Shut Up and Sit Down: Why the leadership industry Rules by Joshua Rothman
The New Yorker, February 29, 2016

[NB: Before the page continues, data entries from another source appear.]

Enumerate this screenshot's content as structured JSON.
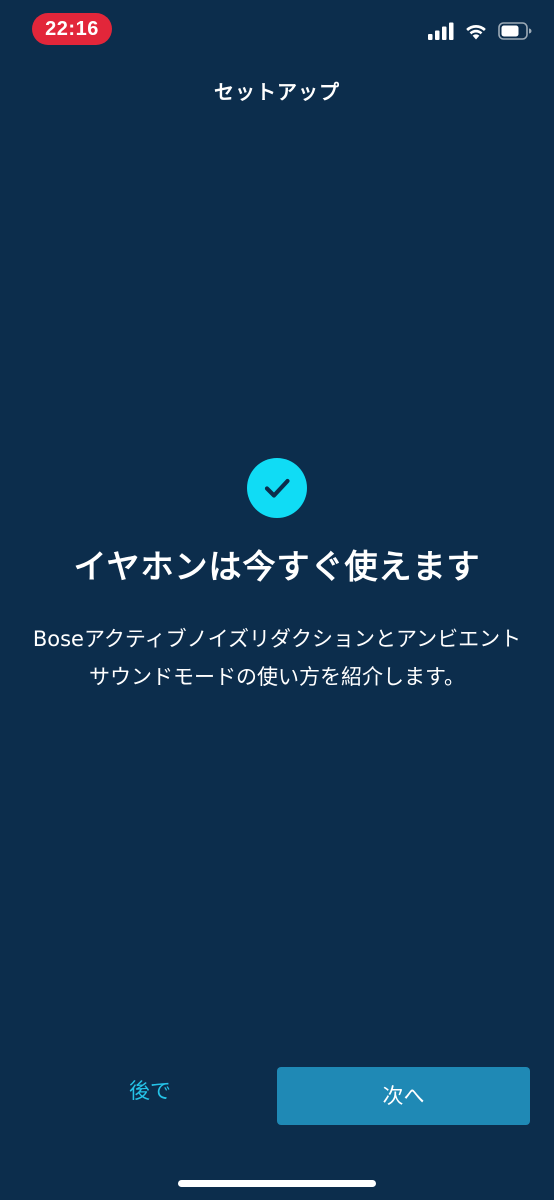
{
  "status_bar": {
    "time": "22:16",
    "icons": [
      "cellular-signal-icon",
      "wifi-icon",
      "battery-icon"
    ],
    "time_pill_color": "#e2263a"
  },
  "header": {
    "title": "セットアップ"
  },
  "main": {
    "success_icon": "checkmark-circle-icon",
    "heading": "イヤホンは今すぐ使えます",
    "description": "Boseアクティブノイズリダクションとアンビエントサウンドモードの使い方を紹介します。"
  },
  "actions": {
    "later_label": "後で",
    "next_label": "次へ"
  },
  "colors": {
    "background": "#0c2d4c",
    "accent_cyan": "#10dcf5",
    "link_cyan": "#25c3e8",
    "primary_button": "#1f89b5"
  }
}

Much energy has gone into discussing the meaning, purpose, theory, and activity of leadership. What is it and how does it work? Is it management or inspiration? Visionary or pragmatic? There's no consensus answer to these questions, which is perhaps why the leadership industry - the subject of Joshua Rothman's article, "Shut Up and Sit Down" - continues to grow in size. Rothman pays specific attention to a dichotomy at the heart of leadership; is it a trait or a set of actions? Evidence points to the latter. Corporations, looking for a charismatic "tribal figure" to boost earnings, spend billions on leadership training, but very little evidence exists that these investments improve company performance. On the contrary, when we view leadership as an activity, more people have an opportunity to master the leadership process. The most illuminating part of Rothman's article is his analysis of Gautam Mukunda's theory of how organizations filter leaders. Gautam, a Harvard Business School professor, notes that in heavily filtered organizations, where everyone has to jump through the same hoops, leaders are more or less interchangeable. In unfiltered organizations, where potential leaders come from diverse backgrounds, choosing a leader is a riskier proposition. Rothman's article is a candid assessment of the leadership industry and leadership theory; his analysis is engaging, fun, and informative.